◆ PROVIDED ENTRIES ◆
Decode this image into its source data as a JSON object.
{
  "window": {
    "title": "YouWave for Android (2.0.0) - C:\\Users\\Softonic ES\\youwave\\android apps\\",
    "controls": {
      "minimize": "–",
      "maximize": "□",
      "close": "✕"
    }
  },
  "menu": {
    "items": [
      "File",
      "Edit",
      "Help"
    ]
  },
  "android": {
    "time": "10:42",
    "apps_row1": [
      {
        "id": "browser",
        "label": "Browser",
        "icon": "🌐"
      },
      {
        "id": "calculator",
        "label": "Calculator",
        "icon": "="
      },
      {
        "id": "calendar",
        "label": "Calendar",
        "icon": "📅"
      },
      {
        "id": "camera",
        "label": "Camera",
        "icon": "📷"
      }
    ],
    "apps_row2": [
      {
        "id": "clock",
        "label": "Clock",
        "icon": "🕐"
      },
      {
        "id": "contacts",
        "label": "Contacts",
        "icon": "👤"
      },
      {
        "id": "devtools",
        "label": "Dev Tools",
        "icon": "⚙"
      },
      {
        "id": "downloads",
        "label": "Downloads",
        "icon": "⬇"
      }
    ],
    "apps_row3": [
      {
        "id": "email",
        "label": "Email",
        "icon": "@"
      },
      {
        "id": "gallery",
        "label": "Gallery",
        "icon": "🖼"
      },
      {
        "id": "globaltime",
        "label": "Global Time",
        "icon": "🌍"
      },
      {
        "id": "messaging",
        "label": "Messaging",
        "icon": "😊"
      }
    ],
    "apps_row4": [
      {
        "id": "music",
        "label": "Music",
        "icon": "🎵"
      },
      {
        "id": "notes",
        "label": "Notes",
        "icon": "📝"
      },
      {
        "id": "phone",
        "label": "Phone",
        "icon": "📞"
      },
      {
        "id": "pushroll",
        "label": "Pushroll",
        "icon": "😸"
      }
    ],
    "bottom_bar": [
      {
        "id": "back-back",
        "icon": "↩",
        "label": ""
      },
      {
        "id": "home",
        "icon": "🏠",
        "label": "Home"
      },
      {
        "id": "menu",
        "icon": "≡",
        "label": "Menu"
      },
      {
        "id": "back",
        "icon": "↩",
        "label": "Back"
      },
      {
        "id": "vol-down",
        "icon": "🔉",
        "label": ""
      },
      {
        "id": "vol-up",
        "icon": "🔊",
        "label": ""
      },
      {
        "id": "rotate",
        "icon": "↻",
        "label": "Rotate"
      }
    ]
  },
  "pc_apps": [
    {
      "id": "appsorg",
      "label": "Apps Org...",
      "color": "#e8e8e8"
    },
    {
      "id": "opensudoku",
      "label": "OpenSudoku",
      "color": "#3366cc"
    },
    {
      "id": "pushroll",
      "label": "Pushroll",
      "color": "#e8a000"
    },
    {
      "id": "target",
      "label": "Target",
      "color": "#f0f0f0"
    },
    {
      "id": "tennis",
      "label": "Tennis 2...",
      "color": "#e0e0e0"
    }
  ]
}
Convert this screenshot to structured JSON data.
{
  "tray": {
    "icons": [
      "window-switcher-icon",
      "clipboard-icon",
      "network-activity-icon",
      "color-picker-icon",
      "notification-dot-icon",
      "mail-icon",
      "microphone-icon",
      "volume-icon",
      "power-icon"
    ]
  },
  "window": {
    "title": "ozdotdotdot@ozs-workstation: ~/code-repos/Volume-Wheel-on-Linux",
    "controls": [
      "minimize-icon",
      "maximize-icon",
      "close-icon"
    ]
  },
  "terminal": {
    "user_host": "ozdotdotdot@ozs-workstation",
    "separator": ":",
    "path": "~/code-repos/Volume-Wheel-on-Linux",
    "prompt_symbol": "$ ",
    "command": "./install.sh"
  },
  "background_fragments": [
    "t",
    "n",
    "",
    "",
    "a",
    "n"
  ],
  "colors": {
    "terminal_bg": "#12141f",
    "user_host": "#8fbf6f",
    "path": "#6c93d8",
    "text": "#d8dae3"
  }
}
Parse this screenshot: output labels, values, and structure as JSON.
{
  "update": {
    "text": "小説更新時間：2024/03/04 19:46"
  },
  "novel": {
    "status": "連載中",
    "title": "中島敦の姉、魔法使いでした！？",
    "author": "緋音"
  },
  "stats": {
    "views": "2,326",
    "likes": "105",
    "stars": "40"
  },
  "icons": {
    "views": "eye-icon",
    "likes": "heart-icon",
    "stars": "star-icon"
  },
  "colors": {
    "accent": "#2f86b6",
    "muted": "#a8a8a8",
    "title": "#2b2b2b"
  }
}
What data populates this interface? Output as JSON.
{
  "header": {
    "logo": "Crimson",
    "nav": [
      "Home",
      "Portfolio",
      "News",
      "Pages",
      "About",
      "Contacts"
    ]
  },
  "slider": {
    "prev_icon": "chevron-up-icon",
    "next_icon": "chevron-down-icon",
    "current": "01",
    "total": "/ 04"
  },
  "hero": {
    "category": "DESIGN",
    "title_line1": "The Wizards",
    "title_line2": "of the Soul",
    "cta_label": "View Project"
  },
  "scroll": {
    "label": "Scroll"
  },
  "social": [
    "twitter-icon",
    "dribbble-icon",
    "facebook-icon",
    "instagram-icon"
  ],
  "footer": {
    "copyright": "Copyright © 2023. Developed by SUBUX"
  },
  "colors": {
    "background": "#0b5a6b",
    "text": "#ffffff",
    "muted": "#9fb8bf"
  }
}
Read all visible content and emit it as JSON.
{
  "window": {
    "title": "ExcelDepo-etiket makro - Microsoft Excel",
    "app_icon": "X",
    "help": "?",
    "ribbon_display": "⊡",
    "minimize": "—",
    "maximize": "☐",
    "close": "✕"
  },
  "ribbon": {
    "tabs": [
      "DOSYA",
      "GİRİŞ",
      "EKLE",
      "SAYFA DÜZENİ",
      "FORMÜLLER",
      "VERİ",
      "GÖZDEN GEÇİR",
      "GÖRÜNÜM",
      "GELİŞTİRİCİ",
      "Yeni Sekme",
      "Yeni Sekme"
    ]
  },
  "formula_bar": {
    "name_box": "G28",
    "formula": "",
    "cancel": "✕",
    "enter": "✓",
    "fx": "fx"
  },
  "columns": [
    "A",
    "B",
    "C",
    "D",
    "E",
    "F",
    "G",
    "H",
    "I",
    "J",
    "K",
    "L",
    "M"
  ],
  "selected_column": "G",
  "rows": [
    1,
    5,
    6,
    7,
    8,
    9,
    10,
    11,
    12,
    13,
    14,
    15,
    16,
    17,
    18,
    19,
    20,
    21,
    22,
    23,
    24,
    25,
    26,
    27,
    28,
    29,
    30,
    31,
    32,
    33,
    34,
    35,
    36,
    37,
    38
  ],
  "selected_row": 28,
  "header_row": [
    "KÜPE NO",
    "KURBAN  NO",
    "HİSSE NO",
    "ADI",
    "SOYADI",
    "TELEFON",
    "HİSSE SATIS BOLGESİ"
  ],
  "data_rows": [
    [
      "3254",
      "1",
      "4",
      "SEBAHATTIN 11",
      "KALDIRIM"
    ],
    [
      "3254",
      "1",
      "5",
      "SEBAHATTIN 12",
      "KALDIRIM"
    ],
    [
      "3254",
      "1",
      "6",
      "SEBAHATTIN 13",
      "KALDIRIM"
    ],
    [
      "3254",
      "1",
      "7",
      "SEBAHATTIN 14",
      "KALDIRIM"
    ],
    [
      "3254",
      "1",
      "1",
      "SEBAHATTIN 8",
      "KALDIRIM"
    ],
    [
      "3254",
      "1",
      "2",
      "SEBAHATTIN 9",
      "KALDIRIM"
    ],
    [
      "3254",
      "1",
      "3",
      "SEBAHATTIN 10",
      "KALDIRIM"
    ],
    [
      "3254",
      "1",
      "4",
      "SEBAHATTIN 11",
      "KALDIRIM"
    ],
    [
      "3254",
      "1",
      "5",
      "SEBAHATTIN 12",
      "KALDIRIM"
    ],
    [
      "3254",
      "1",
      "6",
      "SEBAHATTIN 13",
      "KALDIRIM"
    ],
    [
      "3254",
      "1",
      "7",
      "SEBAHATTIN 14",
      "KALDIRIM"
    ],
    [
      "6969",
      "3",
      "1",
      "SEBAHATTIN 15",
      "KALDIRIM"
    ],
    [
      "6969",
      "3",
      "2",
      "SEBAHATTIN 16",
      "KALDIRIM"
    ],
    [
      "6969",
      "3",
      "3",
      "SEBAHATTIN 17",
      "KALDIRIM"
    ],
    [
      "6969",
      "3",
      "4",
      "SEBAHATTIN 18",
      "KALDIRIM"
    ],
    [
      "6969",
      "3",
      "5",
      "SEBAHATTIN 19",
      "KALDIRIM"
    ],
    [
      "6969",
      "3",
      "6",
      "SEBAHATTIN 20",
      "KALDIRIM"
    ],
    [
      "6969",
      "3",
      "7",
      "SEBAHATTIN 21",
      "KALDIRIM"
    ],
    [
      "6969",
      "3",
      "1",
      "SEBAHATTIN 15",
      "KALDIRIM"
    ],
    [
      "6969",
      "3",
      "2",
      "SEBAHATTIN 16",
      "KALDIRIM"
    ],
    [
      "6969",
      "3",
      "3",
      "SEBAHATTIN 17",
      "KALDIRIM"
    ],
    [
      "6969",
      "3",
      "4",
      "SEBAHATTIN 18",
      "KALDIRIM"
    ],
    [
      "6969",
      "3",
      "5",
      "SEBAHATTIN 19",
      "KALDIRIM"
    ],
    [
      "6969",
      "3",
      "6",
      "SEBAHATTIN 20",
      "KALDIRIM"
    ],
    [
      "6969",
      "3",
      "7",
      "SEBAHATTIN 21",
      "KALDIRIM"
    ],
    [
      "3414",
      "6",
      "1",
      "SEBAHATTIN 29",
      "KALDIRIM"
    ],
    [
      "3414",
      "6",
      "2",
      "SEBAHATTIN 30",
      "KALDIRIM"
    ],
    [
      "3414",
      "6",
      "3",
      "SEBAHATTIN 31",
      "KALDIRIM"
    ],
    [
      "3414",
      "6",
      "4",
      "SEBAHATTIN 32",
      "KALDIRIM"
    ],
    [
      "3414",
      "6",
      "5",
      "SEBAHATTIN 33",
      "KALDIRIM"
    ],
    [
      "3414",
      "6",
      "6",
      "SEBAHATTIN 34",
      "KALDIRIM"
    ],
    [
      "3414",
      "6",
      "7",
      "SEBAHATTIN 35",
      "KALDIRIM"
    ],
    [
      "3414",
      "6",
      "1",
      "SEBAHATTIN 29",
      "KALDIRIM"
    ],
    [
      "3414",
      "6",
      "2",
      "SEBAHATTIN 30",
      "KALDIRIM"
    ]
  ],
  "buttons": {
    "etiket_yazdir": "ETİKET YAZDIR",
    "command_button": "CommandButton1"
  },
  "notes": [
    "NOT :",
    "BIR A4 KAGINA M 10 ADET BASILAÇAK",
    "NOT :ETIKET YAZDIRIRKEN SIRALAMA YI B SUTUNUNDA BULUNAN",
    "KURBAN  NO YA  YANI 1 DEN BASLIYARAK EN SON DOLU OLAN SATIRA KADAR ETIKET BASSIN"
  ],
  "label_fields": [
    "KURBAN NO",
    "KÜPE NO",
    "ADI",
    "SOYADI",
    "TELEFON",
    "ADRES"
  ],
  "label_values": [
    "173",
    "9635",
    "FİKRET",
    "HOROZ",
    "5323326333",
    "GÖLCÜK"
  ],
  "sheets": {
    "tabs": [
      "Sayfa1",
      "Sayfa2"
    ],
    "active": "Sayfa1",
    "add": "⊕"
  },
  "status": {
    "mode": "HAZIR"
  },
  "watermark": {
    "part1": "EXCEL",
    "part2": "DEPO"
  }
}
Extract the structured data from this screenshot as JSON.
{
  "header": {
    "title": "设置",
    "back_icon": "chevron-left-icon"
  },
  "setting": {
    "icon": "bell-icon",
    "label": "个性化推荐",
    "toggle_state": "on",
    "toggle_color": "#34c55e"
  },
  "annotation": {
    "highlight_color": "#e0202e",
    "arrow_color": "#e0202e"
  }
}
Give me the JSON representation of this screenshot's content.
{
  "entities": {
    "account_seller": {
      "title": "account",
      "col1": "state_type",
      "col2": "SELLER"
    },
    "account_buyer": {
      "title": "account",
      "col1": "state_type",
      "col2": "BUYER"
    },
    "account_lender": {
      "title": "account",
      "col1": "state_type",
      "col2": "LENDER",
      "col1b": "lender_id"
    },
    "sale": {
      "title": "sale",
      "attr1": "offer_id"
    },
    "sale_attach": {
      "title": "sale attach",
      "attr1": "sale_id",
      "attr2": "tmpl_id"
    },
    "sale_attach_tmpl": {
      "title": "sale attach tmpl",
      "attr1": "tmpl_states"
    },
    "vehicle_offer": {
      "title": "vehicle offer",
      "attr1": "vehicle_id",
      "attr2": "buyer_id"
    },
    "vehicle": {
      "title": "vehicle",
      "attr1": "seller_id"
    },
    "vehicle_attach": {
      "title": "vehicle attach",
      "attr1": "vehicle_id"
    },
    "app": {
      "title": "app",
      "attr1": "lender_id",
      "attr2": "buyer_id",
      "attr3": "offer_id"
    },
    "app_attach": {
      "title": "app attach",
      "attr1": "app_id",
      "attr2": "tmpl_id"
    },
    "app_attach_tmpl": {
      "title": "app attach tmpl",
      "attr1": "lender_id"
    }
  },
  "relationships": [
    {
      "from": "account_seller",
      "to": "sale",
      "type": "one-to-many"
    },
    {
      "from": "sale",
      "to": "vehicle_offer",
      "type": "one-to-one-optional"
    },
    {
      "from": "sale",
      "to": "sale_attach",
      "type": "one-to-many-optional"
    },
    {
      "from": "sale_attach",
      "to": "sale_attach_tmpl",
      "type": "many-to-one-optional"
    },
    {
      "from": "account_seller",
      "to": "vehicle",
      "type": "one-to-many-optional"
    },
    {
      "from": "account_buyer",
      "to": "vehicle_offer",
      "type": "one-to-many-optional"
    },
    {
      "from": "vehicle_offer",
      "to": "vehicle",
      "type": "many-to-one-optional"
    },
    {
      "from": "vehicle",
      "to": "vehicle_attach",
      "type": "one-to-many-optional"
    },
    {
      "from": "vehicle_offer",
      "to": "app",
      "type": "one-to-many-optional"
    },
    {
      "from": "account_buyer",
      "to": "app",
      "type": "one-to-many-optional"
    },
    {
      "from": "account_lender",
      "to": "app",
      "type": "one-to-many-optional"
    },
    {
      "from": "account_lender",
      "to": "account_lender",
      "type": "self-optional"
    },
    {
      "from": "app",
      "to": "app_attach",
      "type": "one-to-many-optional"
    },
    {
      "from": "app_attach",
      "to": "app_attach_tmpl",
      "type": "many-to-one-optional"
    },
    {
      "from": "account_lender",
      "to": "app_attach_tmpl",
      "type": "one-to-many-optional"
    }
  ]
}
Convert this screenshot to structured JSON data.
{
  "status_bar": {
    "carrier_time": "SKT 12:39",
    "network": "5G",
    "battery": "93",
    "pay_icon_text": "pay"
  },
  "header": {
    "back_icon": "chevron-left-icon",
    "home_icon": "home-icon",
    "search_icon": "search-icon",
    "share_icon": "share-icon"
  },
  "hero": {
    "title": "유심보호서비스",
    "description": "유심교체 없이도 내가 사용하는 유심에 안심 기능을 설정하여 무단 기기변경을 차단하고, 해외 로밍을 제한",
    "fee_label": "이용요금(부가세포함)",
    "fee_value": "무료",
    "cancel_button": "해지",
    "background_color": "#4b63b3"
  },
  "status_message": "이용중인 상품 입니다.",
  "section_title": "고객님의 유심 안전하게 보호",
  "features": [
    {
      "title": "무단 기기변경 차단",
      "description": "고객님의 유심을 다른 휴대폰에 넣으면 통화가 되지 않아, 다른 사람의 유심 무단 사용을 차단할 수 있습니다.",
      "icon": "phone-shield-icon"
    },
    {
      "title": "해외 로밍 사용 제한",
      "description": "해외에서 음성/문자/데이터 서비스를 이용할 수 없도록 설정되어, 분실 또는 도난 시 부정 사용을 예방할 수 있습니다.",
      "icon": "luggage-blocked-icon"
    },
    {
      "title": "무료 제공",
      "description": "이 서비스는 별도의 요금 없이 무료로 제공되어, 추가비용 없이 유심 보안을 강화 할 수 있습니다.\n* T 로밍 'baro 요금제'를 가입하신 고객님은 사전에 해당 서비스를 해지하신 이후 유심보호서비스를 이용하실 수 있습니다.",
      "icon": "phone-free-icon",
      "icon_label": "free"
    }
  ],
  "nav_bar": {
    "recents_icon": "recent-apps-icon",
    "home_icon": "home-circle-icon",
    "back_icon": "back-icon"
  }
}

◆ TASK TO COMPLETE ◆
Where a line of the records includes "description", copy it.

◆ RESPONSE AREA ◆
    "description": "유심교체 없이도 내가 사용하는 유심에 안심 기능을 설정하여 무단 기기변경을 차단하고, 해외 로밍을 제한",
      "description": "고객님의 유심을 다른 휴대폰에 넣으면 통화가 되지 않아, 다른 사람의 유심 무단 사용을 차단할 수 있습니다.",
      "description": "해외에서 음성/문자/데이터 서비스를 이용할 수 없도록 설정되어, 분실 또는 도난 시 부정 사용을 예방할 수 있습니다.",
      "description": "이 서비스는 별도의 요금 없이 무료로 제공되어, 추가비용 없이 유심 보안을 강화 할 수 있습니다.\n* T 로밍 'baro 요금제'를 가입하신 고객님은 사전에 해당 서비스를 해지하신 이후 유심보호서비스를 이용하실 수 있습니다.",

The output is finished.